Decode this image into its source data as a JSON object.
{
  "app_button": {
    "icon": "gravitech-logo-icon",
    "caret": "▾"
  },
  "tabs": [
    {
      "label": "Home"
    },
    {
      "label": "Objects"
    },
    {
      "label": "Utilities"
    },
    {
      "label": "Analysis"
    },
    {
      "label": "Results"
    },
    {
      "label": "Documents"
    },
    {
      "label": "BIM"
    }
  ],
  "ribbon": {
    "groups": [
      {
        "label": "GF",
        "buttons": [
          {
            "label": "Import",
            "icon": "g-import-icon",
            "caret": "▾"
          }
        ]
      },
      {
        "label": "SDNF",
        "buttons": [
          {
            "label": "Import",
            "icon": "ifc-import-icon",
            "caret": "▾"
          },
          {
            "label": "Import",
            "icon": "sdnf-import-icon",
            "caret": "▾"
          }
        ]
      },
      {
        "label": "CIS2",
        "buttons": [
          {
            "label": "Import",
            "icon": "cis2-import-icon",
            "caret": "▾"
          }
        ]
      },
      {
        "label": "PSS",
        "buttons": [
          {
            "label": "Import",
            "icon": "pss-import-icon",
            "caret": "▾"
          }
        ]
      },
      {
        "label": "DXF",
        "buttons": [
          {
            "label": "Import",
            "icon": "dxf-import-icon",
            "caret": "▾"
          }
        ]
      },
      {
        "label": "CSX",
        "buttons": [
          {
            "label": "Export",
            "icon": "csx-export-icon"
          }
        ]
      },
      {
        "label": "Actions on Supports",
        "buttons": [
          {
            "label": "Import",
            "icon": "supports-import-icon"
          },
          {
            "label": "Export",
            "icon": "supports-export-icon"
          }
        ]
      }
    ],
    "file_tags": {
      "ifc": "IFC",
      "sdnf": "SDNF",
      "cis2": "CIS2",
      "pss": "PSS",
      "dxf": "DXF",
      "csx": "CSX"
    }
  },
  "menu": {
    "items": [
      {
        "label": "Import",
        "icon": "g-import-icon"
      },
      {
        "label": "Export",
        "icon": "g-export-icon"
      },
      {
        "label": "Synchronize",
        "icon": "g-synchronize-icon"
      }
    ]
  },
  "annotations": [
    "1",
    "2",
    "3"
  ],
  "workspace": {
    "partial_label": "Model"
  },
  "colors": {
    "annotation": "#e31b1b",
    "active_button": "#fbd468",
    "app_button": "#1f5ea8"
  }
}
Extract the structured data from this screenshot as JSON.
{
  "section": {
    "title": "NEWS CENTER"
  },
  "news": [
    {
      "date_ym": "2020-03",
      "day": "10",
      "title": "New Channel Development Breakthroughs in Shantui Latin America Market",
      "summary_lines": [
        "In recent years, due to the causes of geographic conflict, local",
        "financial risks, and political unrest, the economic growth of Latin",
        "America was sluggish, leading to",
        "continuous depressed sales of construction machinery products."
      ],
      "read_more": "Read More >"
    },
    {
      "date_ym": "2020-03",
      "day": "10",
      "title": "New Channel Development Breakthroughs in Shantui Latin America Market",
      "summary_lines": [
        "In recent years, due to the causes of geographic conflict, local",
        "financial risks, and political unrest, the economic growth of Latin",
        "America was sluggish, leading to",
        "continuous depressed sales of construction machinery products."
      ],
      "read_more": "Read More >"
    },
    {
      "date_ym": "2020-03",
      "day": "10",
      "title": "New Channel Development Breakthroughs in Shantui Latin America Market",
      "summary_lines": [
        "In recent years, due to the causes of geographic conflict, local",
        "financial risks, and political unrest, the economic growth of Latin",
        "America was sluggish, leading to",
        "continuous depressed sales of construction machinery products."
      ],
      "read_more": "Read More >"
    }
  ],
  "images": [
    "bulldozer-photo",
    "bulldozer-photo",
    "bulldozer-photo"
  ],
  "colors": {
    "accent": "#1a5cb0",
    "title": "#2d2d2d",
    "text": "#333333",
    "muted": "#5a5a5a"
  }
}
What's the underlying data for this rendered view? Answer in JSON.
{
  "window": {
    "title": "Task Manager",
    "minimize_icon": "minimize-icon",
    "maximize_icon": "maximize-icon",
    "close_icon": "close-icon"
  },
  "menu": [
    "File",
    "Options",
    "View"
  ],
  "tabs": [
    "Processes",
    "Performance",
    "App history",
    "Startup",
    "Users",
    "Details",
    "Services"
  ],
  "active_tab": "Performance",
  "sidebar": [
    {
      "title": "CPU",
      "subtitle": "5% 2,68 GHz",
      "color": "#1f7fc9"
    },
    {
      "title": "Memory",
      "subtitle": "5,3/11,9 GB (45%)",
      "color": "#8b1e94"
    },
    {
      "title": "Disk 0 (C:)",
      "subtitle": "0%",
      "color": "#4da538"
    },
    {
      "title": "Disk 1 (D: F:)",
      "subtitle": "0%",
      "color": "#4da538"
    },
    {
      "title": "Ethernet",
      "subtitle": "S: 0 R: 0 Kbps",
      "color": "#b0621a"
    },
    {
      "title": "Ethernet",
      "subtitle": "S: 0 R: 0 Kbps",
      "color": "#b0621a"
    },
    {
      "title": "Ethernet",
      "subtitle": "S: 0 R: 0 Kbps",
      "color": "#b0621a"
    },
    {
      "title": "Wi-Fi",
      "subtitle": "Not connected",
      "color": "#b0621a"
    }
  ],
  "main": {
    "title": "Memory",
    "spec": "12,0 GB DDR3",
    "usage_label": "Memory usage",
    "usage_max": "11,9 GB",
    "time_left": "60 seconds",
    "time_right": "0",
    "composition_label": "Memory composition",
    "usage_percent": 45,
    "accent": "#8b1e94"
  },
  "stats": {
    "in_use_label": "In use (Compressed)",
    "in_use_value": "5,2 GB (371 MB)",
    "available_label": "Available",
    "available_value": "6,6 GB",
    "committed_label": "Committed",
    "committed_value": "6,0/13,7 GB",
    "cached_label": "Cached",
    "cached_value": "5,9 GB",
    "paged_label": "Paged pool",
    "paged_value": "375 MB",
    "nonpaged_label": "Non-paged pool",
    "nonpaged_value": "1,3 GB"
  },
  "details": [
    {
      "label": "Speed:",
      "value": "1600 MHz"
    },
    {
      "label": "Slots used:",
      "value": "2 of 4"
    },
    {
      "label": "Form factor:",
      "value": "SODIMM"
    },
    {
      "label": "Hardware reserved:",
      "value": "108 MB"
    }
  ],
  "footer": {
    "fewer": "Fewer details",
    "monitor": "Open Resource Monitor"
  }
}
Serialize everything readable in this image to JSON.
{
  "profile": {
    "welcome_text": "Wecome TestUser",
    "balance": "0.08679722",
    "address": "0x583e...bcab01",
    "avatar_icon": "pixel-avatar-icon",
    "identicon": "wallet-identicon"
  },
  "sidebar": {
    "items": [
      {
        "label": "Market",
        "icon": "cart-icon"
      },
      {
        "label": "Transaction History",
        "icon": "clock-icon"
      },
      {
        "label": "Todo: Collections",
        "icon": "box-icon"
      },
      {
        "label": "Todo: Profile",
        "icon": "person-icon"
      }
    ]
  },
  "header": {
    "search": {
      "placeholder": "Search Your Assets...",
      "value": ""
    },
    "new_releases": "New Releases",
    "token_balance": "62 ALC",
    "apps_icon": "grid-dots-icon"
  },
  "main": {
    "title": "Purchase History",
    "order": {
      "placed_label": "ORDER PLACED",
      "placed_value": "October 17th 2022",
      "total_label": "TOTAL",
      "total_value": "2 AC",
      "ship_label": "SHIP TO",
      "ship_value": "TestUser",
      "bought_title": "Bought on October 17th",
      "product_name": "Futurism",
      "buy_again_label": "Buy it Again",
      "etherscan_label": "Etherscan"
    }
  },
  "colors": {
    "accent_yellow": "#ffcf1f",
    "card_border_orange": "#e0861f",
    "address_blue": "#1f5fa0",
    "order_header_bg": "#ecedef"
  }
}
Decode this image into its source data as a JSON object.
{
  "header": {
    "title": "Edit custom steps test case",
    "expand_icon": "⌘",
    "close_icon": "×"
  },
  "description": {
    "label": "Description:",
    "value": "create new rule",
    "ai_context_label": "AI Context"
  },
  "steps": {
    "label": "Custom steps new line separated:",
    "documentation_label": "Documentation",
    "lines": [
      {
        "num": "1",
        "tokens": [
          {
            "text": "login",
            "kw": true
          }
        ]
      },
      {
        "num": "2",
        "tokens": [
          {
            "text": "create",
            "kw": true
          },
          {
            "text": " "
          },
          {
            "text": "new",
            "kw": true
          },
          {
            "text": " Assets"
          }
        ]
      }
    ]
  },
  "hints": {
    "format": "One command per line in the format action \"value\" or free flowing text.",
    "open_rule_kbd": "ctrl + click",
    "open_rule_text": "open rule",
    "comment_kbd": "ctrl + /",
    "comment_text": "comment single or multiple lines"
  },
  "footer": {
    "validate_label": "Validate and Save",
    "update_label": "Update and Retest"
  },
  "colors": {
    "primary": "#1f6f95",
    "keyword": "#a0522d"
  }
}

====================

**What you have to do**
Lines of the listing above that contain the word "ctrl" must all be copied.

**Reply to the exercise**
    "open_rule_kbd": "ctrl + click",
    "comment_kbd": "ctrl + /",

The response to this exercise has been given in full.